Those brands they own got them great land deals, which they've parlayed into a REIT play
Question for anyone dealing with USD to CDN cash conversions in their offices do any of you use anyone outside of your normal corporate banking provider to move things over at a better rate? If so who?
Fantastic, thanks for that I will look into them. It is for corporate purposes not personal so I will skip on the chinatown recommendation but thanks for the thought on that anyhowwe use a foreign currency trader: https://www.afex.com/unitedstates/
they do significantly better than the corporate bank rate because (i) it's their business and (ii) they time trades to get the best rate in any given time period. they do especially well if you can leave the funds with them for a longer period of time (such as a week or a month), as they are good at predicting currency fluctuations based on scheduled world events such as scheduled releases of different countries' financial/employment/retail information, talks between countries, etc.
you have to set up an account with them, which costs $275 to create a "GMEI utility portal" which i believe is to protect the trader from claims that you are moving funds for a nefarious purpose.
if you are trading a smaller amount for personal use or travel, there is a foreign exchange place in chinatown that beats any bank rate. you can call your personal banker first, negotiate the best exchange rate you can get, and then go to the chinatown place which will beat it. i haven't used the place in a few years, ever since i opened a USD account, but i could try to find the name of it if you'd like.
So I just saw something about somebody making a $2 trillion bid for apple. First of all the company may actually be worth that much. Second who on this planet can get together $2 trillion dollars?! The budget of the U.S. Government is in that range I think but they're an outlier. Seriously even when you put all the rich guys in a room you just get bad jokes, not close to that amount of money. Maybe??
The top forecaster of the Canadian dollar said the currency will fall to a record 59 U.S. cents by the end of the year as further weakness in the energy sector saps growth in an economy already stretched by a heavily indebted consumer and the Bank of Canada cuts interest rates for a third time.
The call from Macquarie Group Ltd.’s David Doyle, the top-ranked forecaster for the U.S. versus Canadian dollar exchange rate last year according to Bloomberg rankings, comes as the currency fell below 70 U.S. cents Tuesday for the first time in almost 13 years.
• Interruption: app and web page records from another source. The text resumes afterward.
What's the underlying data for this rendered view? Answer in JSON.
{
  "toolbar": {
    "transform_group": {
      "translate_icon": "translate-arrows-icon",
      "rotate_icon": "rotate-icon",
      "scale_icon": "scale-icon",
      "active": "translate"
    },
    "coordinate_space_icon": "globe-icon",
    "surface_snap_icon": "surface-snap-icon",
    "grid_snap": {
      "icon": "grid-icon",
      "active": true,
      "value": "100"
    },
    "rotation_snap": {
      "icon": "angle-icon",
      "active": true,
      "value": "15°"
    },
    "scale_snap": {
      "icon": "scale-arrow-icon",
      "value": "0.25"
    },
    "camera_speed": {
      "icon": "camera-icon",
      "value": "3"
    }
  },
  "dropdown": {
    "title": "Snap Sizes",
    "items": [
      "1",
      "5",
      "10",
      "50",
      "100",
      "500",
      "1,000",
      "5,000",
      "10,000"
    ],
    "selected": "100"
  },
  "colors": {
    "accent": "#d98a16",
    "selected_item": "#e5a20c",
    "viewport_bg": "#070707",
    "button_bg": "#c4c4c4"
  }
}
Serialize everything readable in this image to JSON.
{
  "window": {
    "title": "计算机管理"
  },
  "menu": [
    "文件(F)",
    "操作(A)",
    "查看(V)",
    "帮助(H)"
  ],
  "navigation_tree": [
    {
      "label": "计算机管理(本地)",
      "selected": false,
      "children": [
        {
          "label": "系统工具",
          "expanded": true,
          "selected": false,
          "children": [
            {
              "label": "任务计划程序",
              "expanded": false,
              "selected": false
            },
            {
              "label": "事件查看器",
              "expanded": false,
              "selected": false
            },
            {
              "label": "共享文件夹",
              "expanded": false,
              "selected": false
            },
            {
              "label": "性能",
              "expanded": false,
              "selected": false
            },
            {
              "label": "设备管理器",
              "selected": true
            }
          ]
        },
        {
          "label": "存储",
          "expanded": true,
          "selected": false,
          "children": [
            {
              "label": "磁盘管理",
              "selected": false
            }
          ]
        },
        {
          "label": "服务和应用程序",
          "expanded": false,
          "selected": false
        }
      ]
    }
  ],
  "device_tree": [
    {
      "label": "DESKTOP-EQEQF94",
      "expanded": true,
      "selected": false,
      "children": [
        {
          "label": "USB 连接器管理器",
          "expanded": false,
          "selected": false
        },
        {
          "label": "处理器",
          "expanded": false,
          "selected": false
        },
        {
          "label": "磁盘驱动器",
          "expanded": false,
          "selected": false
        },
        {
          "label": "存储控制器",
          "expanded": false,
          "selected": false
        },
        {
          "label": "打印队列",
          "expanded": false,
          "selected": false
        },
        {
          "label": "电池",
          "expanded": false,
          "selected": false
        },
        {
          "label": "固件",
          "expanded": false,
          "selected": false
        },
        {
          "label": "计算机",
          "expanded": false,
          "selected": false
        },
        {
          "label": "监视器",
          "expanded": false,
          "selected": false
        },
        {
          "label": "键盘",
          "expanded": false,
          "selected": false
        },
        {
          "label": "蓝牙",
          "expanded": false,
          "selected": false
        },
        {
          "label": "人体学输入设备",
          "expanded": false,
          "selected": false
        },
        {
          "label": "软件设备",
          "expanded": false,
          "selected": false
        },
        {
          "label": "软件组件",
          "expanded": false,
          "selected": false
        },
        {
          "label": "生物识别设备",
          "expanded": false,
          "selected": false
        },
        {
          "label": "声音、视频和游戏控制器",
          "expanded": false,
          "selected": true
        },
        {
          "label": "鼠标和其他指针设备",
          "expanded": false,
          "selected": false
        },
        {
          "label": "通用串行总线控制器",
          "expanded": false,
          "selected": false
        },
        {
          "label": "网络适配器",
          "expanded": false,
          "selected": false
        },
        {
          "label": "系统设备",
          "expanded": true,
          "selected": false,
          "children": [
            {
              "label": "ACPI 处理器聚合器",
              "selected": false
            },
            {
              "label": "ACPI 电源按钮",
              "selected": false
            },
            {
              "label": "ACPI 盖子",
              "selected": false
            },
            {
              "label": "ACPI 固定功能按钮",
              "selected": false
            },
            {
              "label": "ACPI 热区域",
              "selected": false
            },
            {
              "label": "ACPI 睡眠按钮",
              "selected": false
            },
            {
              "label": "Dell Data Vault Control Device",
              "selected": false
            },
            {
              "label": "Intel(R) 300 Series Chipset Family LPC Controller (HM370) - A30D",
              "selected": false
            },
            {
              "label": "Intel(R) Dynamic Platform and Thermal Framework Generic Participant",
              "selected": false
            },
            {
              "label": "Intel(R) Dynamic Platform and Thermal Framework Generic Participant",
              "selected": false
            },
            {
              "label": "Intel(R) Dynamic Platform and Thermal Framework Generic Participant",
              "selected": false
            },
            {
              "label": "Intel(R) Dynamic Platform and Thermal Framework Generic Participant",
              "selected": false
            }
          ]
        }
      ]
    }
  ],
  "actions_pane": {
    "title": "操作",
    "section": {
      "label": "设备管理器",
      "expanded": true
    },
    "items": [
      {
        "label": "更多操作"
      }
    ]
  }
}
The currency’s tumble to levels last seen in the late 1990s came as crude continued to reach multiyear lows.
“You could imagine the situation is worse today than in the 1990s,” Doyle said.. “We’re much more dependent on oil now than we were in the past.”
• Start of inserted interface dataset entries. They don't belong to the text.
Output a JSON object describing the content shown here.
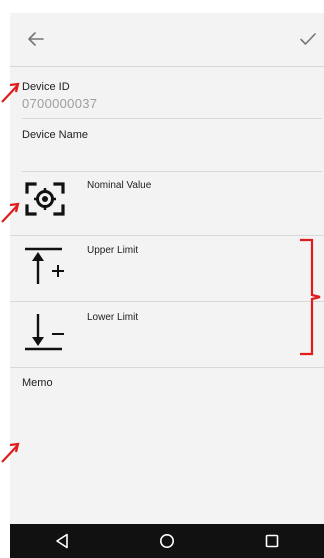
{
  "header": {
    "back_icon": "arrow-back-icon",
    "confirm_icon": "check-icon"
  },
  "form": {
    "device_id_label": "Device ID",
    "device_id_value": "0700000037",
    "device_name_label": "Device Name",
    "nominal_label": "Nominal Value",
    "upper_label": "Upper Limit",
    "lower_label": "Lower Limit",
    "memo_label": "Memo"
  },
  "navbar": {
    "back_icon": "nav-back-triangle-icon",
    "home_icon": "nav-home-circle-icon",
    "recents_icon": "nav-recents-square-icon"
  },
  "annotation_color": "#e01b1b"
}
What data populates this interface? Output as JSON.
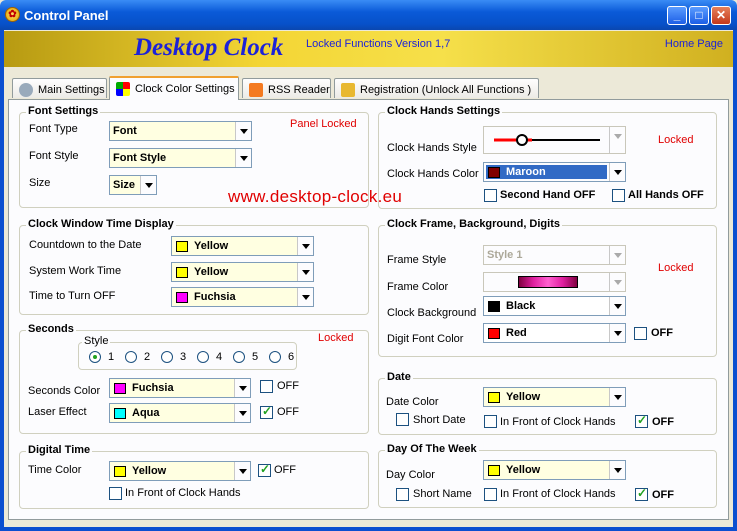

Macquarie was among the first major forecasters to predict the currency would hit these levels. A 59 U.S. cent Canadian dollar would mean one U.S. dollar buys C$1.6949.
The currency fell as much as 0.6 per cent to 69.90 U.S. cents Tuesday in Toronto,, the first time it touched that level since May 2003, as crude oil fell to a 12-year low of US$29.93 per barrel in New York. The first time the Canadian dollar weakened below 70 U.S. cents was 1997, before the country’s oil industry took off and when its government was wrestling with a budget deficit.
It mostly traded below 70 U.S. cents between 1997 and 2003, a period when manufacturing made up a larger part of exports than oil. Its all-time low was 61.76 U.S. cents in 2002.
Canada’s newly elected Liberal government has pledged to run deficits to help stimulate an economy hindered by the collapse in prices for crude, until last year the country’s biggest export, and consumer spending held back by near-record debt levels.
Even though Doyle predicted Canada’s central bank will cut its benchmark rate to a record low 0.25 per cent on Jan. 20, a weakened manufacturing sector and more competition from Mexico in the U.S. market, Canada’s largest trading partner, mean it will take longer for the country to see an economic benefit with oil prices still depressed.
Once the loonie reaches its record low, it will stay depressed through the end of 2018, Doyle said.
“Manufacturing and non-energy exports have far less ability to propel the economic outlook than they have in the past,” Doyle said. “Many of our oil and oil-related sectors have grown, and a lot of our manufacturing sectors have not grown and remained low.”